An amazing thing gradually happened: Aloof Elvis noticed me. I observed that instead of just blandly accompanying me on our walks, he began to walk with me, often choosing to walk so close that he brushed my thigh. If I sat to rest, he paused. As summer waned, Elvis sat closer and closer until one evening I found myself propped in the sun warmed grass with an arm draped companionably around the now athletic Boxer, whispering silliness into one Spock-like cropped ear. It twitched and waggled; tickled. Hunk turned his head and focused his soft, deep gaze on mine. He looked at me.
Two years later…
A flash at the edge of my vision catches my attention and I turn in time to see a large dog streak by my side, galloping flat-out. “There’s my Hunka-Hunka Burnin’ Love!” I call as he thunders past. His eyes are wide, shining; his ears are pinned back hard; his tongue is flagging out the side of his mouth, and I swear – I swear! – I can see a canine grin of utter joy on my dog’s face. He skids and spins to an untidy stop thirty feet before me, plants his paws, locks his docked tail impishly upright, and awaits my next move.

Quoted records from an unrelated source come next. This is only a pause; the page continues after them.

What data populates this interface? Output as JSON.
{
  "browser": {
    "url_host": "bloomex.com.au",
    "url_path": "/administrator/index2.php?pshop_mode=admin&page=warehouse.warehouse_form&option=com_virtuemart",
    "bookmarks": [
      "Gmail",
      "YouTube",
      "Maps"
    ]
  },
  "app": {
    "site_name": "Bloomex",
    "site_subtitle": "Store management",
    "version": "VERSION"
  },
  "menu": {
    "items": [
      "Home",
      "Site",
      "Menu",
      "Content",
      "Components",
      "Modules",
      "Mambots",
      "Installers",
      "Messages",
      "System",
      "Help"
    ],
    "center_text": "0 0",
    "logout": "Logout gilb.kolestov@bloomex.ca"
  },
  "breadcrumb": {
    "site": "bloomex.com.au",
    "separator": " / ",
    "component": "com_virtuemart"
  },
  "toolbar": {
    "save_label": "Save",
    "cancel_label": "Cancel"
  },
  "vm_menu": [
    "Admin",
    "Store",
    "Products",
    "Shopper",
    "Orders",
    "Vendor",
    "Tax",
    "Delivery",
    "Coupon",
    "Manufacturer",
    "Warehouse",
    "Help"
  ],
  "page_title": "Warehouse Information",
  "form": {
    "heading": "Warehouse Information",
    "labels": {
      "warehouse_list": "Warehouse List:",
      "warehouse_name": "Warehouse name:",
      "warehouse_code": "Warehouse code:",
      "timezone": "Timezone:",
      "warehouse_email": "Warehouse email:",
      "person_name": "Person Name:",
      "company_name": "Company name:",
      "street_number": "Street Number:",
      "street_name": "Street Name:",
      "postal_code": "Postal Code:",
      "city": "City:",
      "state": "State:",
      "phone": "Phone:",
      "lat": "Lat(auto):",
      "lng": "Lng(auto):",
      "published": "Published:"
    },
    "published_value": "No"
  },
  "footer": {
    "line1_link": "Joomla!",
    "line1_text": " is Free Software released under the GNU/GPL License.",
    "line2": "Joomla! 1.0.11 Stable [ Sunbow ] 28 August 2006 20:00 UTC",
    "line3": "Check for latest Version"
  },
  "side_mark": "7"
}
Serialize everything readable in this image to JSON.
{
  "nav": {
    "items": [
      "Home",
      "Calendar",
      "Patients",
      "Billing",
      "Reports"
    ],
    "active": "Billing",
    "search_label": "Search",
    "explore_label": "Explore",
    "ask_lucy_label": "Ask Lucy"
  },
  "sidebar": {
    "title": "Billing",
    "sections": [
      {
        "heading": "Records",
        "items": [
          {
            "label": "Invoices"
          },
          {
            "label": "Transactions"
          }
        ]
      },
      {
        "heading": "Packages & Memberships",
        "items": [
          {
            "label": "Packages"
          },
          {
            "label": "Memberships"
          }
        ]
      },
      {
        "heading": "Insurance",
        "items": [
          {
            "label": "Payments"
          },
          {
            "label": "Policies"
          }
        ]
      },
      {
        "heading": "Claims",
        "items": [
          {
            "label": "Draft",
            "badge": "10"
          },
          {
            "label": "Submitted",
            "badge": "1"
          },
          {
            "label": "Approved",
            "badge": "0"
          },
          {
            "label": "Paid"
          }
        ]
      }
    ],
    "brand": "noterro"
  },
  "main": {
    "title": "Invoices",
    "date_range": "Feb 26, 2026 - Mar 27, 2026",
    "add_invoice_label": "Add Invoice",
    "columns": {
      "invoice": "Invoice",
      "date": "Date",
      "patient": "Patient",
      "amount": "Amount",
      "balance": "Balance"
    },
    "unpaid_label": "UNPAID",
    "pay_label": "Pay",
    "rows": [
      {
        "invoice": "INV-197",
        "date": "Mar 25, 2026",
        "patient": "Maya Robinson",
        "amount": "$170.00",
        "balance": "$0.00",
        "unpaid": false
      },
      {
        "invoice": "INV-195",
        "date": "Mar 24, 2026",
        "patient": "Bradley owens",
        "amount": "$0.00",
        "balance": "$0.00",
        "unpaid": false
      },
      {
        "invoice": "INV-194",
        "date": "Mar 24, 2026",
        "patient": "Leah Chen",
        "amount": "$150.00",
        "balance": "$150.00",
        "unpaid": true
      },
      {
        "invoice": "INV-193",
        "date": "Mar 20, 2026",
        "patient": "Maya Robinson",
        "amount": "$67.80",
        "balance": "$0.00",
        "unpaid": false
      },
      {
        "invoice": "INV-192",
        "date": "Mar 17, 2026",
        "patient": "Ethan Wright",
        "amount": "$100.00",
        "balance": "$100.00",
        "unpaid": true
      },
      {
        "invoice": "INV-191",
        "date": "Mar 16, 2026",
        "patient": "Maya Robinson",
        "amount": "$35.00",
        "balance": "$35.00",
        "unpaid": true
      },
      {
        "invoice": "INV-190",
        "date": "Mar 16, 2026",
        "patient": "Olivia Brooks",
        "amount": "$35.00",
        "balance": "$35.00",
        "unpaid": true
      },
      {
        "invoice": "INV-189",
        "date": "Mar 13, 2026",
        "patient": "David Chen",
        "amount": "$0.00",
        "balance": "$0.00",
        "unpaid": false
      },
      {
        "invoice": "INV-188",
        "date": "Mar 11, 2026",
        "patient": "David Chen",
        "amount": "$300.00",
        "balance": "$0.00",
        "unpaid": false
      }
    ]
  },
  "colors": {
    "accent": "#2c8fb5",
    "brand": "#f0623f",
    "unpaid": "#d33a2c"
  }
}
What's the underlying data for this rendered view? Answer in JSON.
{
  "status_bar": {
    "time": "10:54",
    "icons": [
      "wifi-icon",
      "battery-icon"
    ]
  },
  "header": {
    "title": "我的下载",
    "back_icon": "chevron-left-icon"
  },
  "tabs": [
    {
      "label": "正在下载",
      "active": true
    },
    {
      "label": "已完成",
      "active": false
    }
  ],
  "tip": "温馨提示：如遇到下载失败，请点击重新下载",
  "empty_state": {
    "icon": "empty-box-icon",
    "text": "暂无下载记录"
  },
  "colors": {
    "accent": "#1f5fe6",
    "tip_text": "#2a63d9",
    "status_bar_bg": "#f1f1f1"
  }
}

I can see his eyes gleaming with anticipation within his inky mask.
“Come on, Hunk!” I holler at him and clap, crouching down into my own play pose. Immediately, Elvis collects himself and launches. I drop to my knees, spread my arms, and urge him on. As my gorgeous golden dog rockets toward me, I see love and joy beaming from his gaze and wide “Pac-Man” grin. I consider the comfort and companionship he has brought to my life and I wonder who really saved whom?
When Elvis reaches me; when this eighty-nine pound Boxer slews ungainly to a stop within the circle of my arms, he sits and pants his gleeful death-breath in my face. I laugh a bit misty-eyed as I press my forehead to his and rub his ears, his shoulders. I cup his velvety cheeks gently in my palms and look softly into his glowing, coffee-rich eyes…
My Hunk looks back at me.